An effective HIV vaccine will likely need to induce broad and potent CTL responses. Epitope-based vaccines offer significant potential for inducing multi-specific CTL, but often require conjugation to T helper epitopes or carrier moieties to induce significant responses. We tested hybrid DNA vaccines encoding one or more HIV or SIV CTL epitopes fused to a hepatitis B core antigen (HBcAg) carrier gene as a means to improve the immunogenicity of epitope-based DNA vaccines. Immunization of mice with a HBcAg-HIV epitope DNA vaccine induced CD8+ T cell responses that significantly exceeded levels induced with DNA encoding either the whole HIV antigen or the epitope alone. In rhesus macaques, a multi-epitope hybrid HBcAg-SIV DNA vaccine induced CTL responses to 13 different epitopes, including 3 epitopes that were previously not detected in SIV-infected macaques. These data demonstrate that immunization with hybrid HBcAg-epitope DNA vaccines is an effective strategy to increase the magnitude and breadth of HIV-specific CTL responses. © 2007 Elsevier Inc. All rights reserved.

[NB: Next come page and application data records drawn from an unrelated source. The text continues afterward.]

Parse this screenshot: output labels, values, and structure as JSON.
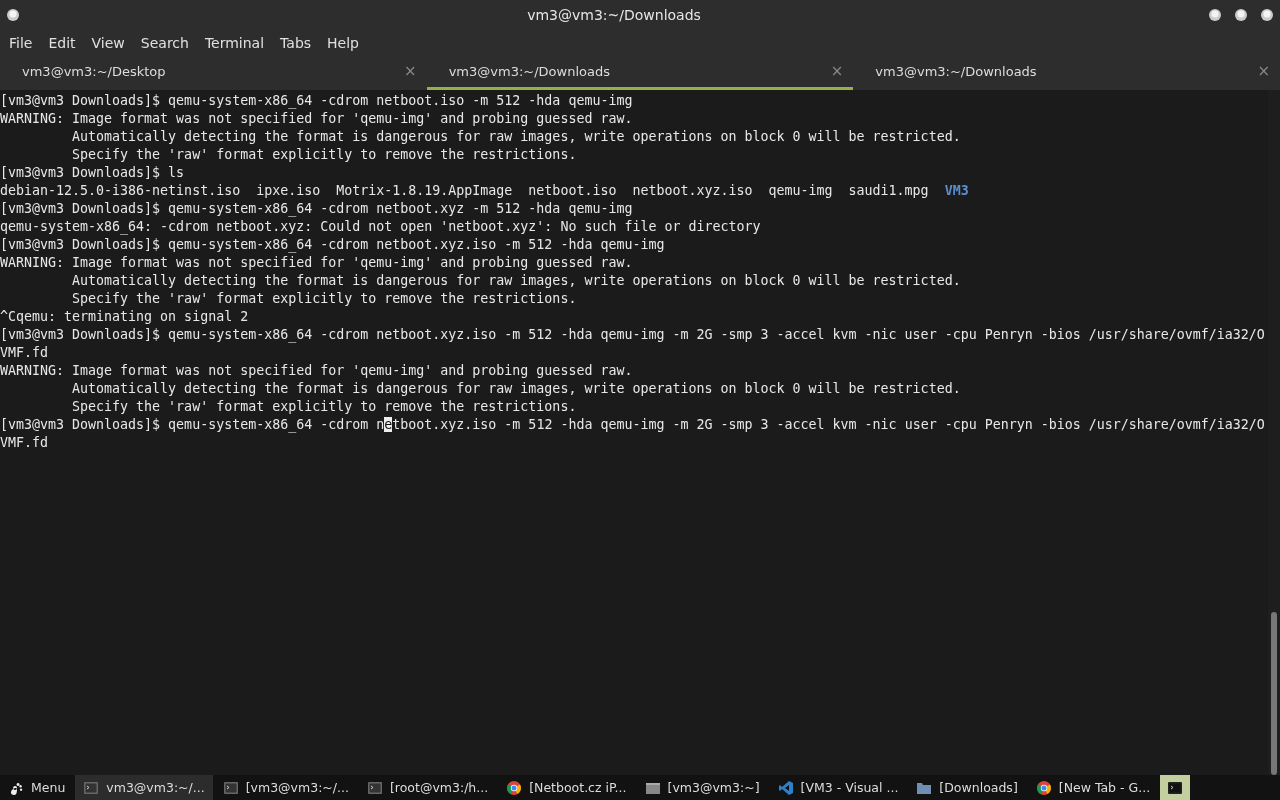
{
  "window": {
    "title": "vm3@vm3:~/Downloads"
  },
  "menu": [
    "File",
    "Edit",
    "View",
    "Search",
    "Terminal",
    "Tabs",
    "Help"
  ],
  "tabs": [
    {
      "label": "vm3@vm3:~/Desktop",
      "selected": false,
      "close": "×"
    },
    {
      "label": "vm3@vm3:~/Downloads",
      "selected": true,
      "close": "×"
    },
    {
      "label": "vm3@vm3:~/Downloads",
      "selected": false,
      "close": "×"
    }
  ],
  "terminal": {
    "lines": [
      [
        {
          "kind": "text",
          "text": "[vm3@vm3 Downloads]$ qemu-system-x86_64 -cdrom netboot.iso -m 512 -hda qemu-img"
        }
      ],
      [
        {
          "kind": "text",
          "text": "WARNING: Image format was not specified for 'qemu-img' and probing guessed raw."
        }
      ],
      [
        {
          "kind": "text",
          "text": "         Automatically detecting the format is dangerous for raw images, write operations on block 0 will be restricted."
        }
      ],
      [
        {
          "kind": "text",
          "text": "         Specify the 'raw' format explicitly to remove the restrictions."
        }
      ],
      [
        {
          "kind": "text",
          "text": "[vm3@vm3 Downloads]$ ls"
        }
      ],
      [
        {
          "kind": "text",
          "text": "debian-12.5.0-i386-netinst.iso  ipxe.iso  Motrix-1.8.19.AppImage  netboot.iso  netboot.xyz.iso  qemu-img  saudi1.mpg  "
        },
        {
          "kind": "directory",
          "text": "VM3"
        }
      ],
      [
        {
          "kind": "text",
          "text": "[vm3@vm3 Downloads]$ qemu-system-x86_64 -cdrom netboot.xyz -m 512 -hda qemu-img"
        }
      ],
      [
        {
          "kind": "text",
          "text": "qemu-system-x86_64: -cdrom netboot.xyz: Could not open 'netboot.xyz': No such file or directory"
        }
      ],
      [
        {
          "kind": "text",
          "text": "[vm3@vm3 Downloads]$ qemu-system-x86_64 -cdrom netboot.xyz.iso -m 512 -hda qemu-img"
        }
      ],
      [
        {
          "kind": "text",
          "text": "WARNING: Image format was not specified for 'qemu-img' and probing guessed raw."
        }
      ],
      [
        {
          "kind": "text",
          "text": "         Automatically detecting the format is dangerous for raw images, write operations on block 0 will be restricted."
        }
      ],
      [
        {
          "kind": "text",
          "text": "         Specify the 'raw' format explicitly to remove the restrictions."
        }
      ],
      [
        {
          "kind": "text",
          "text": "^Cqemu: terminating on signal 2"
        }
      ],
      [
        {
          "kind": "text",
          "text": "[vm3@vm3 Downloads]$ qemu-system-x86_64 -cdrom netboot.xyz.iso -m 512 -hda qemu-img -m 2G -smp 3 -accel kvm -nic user -cpu Penryn -bios /usr/share/ovmf/ia32/O"
        }
      ],
      [
        {
          "kind": "text",
          "text": "VMF.fd"
        }
      ],
      [
        {
          "kind": "text",
          "text": "WARNING: Image format was not specified for 'qemu-img' and probing guessed raw."
        }
      ],
      [
        {
          "kind": "text",
          "text": "         Automatically detecting the format is dangerous for raw images, write operations on block 0 will be restricted."
        }
      ],
      [
        {
          "kind": "text",
          "text": "         Specify the 'raw' format explicitly to remove the restrictions."
        }
      ],
      [
        {
          "kind": "text",
          "text": "[vm3@vm3 Downloads]$ qemu-system-x86_64 -cdrom n"
        },
        {
          "kind": "cursor",
          "text": "e"
        },
        {
          "kind": "text",
          "text": "tboot.xyz.iso -m 512 -hda qemu-img -m 2G -smp 3 -accel kvm -nic user -cpu Penryn -bios /usr/share/ovmf/ia32/O"
        }
      ],
      [
        {
          "kind": "text",
          "text": "VMF.fd"
        }
      ]
    ]
  },
  "taskbar": {
    "items": [
      {
        "kind": "menu",
        "label": "Menu",
        "selected": false
      },
      {
        "kind": "terminal",
        "label": "vm3@vm3:~/...",
        "selected": true
      },
      {
        "kind": "terminal",
        "label": "[vm3@vm3:~/...",
        "selected": false
      },
      {
        "kind": "terminal",
        "label": "[root@vm3:/h...",
        "selected": false
      },
      {
        "kind": "chrome",
        "label": "[Netboot.cz iP...",
        "selected": false
      },
      {
        "kind": "window",
        "label": "[vm3@vm3:~]",
        "selected": false
      },
      {
        "kind": "vscode",
        "label": "[VM3 - Visual ...",
        "selected": false
      },
      {
        "kind": "folder",
        "label": "[Downloads]",
        "selected": false
      },
      {
        "kind": "chrome",
        "label": "[New Tab - G...",
        "selected": false
      }
    ],
    "launcher": {
      "kind": "terminal",
      "highlighted": true
    }
  }
}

Fuller, D. H., Shipley, T., Allen, T. M., Fuller, J. T., Wu, M. S., Horton, H., … Watkins, D. I. (2007). Immunogenicity of hybrid DNA vaccines expressing hepatitis B core particles carrying human and simian immunodeficiency virus epitopes in mice and rhesus macaques. Virology, 364(2), 245–255. https://doi.org/10.1016/j.virol.2007.02.024